• self[items] refers to the Queue of Integers which gives the concrete representation of the set self.

### Question from Last Class

• Set_Kernel_1 inherits the abstract interface for:

functionBoolean Is_Member (

preserves Item& x

) is_abstract;

/*!

ensures

Is_Member = (x is in self)

!*/

• How do we know that Is_Member preserves the set?

### Functions

• In functions, all arguments which are passed in are preserved.

• When calling member functions, self in its abstract meaning is considered to be passed in as an additional argument.

• What self corresponds to in the mathematical model space is preserved for member functions.

### Procedures

• In RESOLVE/C++ procedures, guarantees about whether variables change or stay the same need to be made explicit in the specifications.

• Set_Kernel_1 inherits the following specification from Set_Kernel for Remove

procedure Remove ( preserves Item& x,

produces Item& x_copy ) is_abstract;

/*!

requires

x is in self

ensures

self = #self - {x} and

x_copy = x

!*/

### Representations and Encapsulation

• Wikipedia Definition of Encapsulation:

In a programming language encapsulation is used to refer to one of two related but distinct notions, and sometimes to the combination thereof:

• A language mechanism for restricting access to some of the object's components.

• A language construct that facilitates the bundling of data with the methods (or other functions) operating on that data.

### Use of Encapsulation

• The Client wants to be able to use a set.

• The Client does not truly care about the sets underlying implementation, unless it is inefficient.

• By encapsulating the Representation for the set via Rep, the Implementer can work out the underlying details of how the set is implemented in such a way that the Client cannot directly access the concrete space implementation (i.e. the Queue of Item used to implement Set_Kernel_1).

### Representation Usage

• Every Resolve/C++ representation consists of exactly one internal object, its representation record.

### Some notes on Closed Lab 4

• You will be implementing a Sequence using 2 Stacks.

/*!

correspondence

self = reverse (self.before) * self.after

!*/

• before and after are stacks.

• How would self.before and self.after need to look in order to access self[5] if self = <1, 2, 3, 4, 5, 6, 7, 8>?

### You Can’t Call Kernel Functions but. . .

• The following appears in Closed Lab 4:

local_procedure_bodySet_Length_Of_Before (

alters Stack_Of_Item& before_stack,

alters Stack_Of_Item& after_stack,

preserves Integer pos

)

/*!

requires

0 <= pos <= |before_stack| + |after_stack|

ensures

reverse (before_stack) * after_stack =

reverse (#before_stack) * #after_stackand

|before_stack| = pos

!*/

{ //-------- for students to fill in -------- }

### What is the Difference?

• Set_Length_Of_Before does not act directly on self

• Note that before_stack and after_stack are explicitly passed in. They need not refer to self[before] and self[after]

• The Kernel’s convention is irrelevant to Set_Length_Of_Before.

• Set_Length_Of_Before is a private member procedure of the Kernel class (not accessible by Client code).

### Case Study: Tower of Hanoi

• http://www.mazeworks.com/hanoi/

• Suppose we were to make a concrete class object that is used to provide a Tower of Hanoi game to the client.
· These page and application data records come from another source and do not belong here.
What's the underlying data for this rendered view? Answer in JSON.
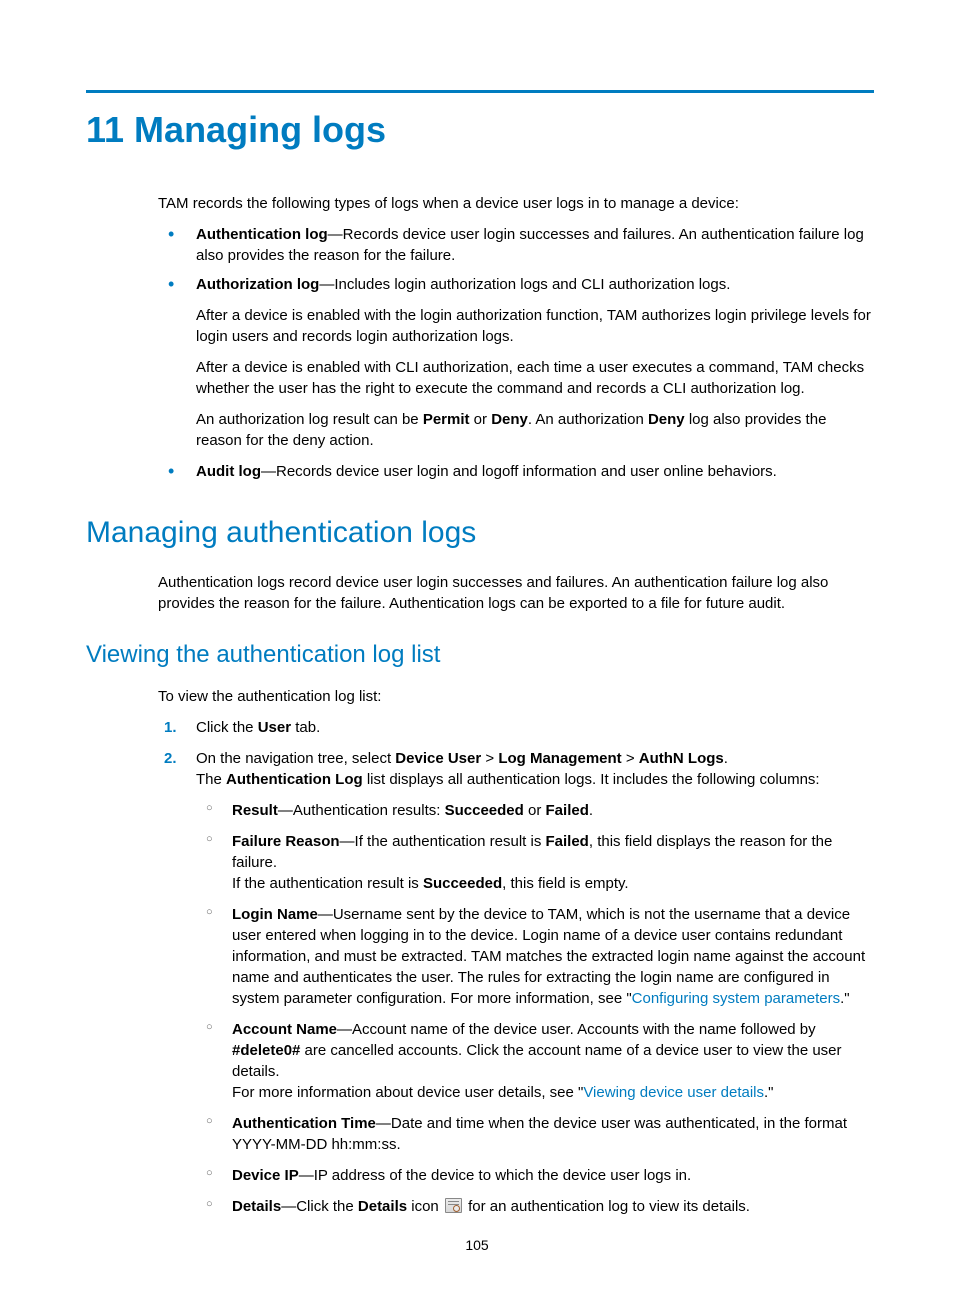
{
  "h1": "11 Managing logs",
  "intro": "TAM records the following types of logs when a device user logs in to manage a device:",
  "logTypes": {
    "auth_label": "Authentication log",
    "auth_body": "—Records device user login successes and failures. An authentication failure log also provides the reason for the failure.",
    "authz_label": "Authorization log",
    "authz_body": "—Includes login authorization logs and CLI authorization logs.",
    "authz_p1": "After a device is enabled with the login authorization function, TAM authorizes login privilege levels for login users and records login authorization logs.",
    "authz_p2": "After a device is enabled with CLI authorization, each time a user executes a command, TAM checks whether the user has the right to execute the command and records a CLI authorization log.",
    "authz_p3_a": "An authorization log result can be ",
    "authz_p3_permit": "Permit",
    "authz_p3_b": " or ",
    "authz_p3_deny": "Deny",
    "authz_p3_c": ". An authorization ",
    "authz_p3_deny2": "Deny",
    "authz_p3_d": " log also provides the reason for the deny action.",
    "audit_label": "Audit log",
    "audit_body": "—Records device user login and logoff information and user online behaviors."
  },
  "h2": "Managing authentication logs",
  "authIntro": "Authentication logs record device user login successes and failures. An authentication failure log also provides the reason for the failure. Authentication logs can be exported to a file for future audit.",
  "h3": "Viewing the authentication log list",
  "viewIntro": "To view the authentication log list:",
  "steps": {
    "s1_a": "Click the ",
    "s1_user": "User",
    "s1_b": " tab.",
    "s2_a": "On the navigation tree, select ",
    "s2_deviceUser": "Device User",
    "s2_gt1": " > ",
    "s2_logMgmt": "Log Management",
    "s2_gt2": " > ",
    "s2_authn": "AuthN Logs",
    "s2_b": ".",
    "s2_p_a": "The ",
    "s2_p_al": "Authentication Log",
    "s2_p_b": " list displays all authentication logs. It includes the following columns:"
  },
  "cols": {
    "result_label": "Result",
    "result_a": "—Authentication results: ",
    "result_succ": "Succeeded",
    "result_b": " or ",
    "result_fail": "Failed",
    "result_c": ".",
    "fr_label": "Failure Reason",
    "fr_a": "—If the authentication result is ",
    "fr_failed": "Failed",
    "fr_b": ", this field displays the reason for the failure.",
    "fr_p_a": "If the authentication result is ",
    "fr_p_succ": "Succeeded",
    "fr_p_b": ", this field is empty.",
    "ln_label": "Login Name",
    "ln_body": "—Username sent by the device to TAM, which is not the username that a device user entered when logging in to the device. Login name of a device user contains redundant information, and must be extracted. TAM matches the extracted login name against the account name and authenticates the user. The rules for extracting the login name are configured in system parameter configuration. For more information, see \"",
    "ln_link": "Configuring system parameters",
    "ln_after": ".\"",
    "an_label": "Account Name",
    "an_a": "—Account name of the device user. Accounts with the name followed by ",
    "an_del": "#delete0#",
    "an_b": " are cancelled accounts. Click the account name of a device user to view the user details.",
    "an_p_a": "For more information about device user details, see \"",
    "an_link": "Viewing device user details",
    "an_p_b": ".\"",
    "at_label": "Authentication Time",
    "at_body": "—Date and time when the device user was authenticated, in the format YYYY-MM-DD hh:mm:ss.",
    "dip_label": "Device IP",
    "dip_body": "—IP address of the device to which the device user logs in.",
    "det_label": "Details",
    "det_a": "—Click the ",
    "det_details": "Details",
    "det_b": " icon ",
    "det_c": " for an authentication log to view its details."
  },
  "pageNum": "105"
}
It allows the client to start new games, move disks (legally?), and print out the order of how disks are stacked on each rod.

• How would we represent this class in the concrete space?

• What would be the abstract, mathematical model of the Tower of Hanoi object?

• What functionality would we need to provide?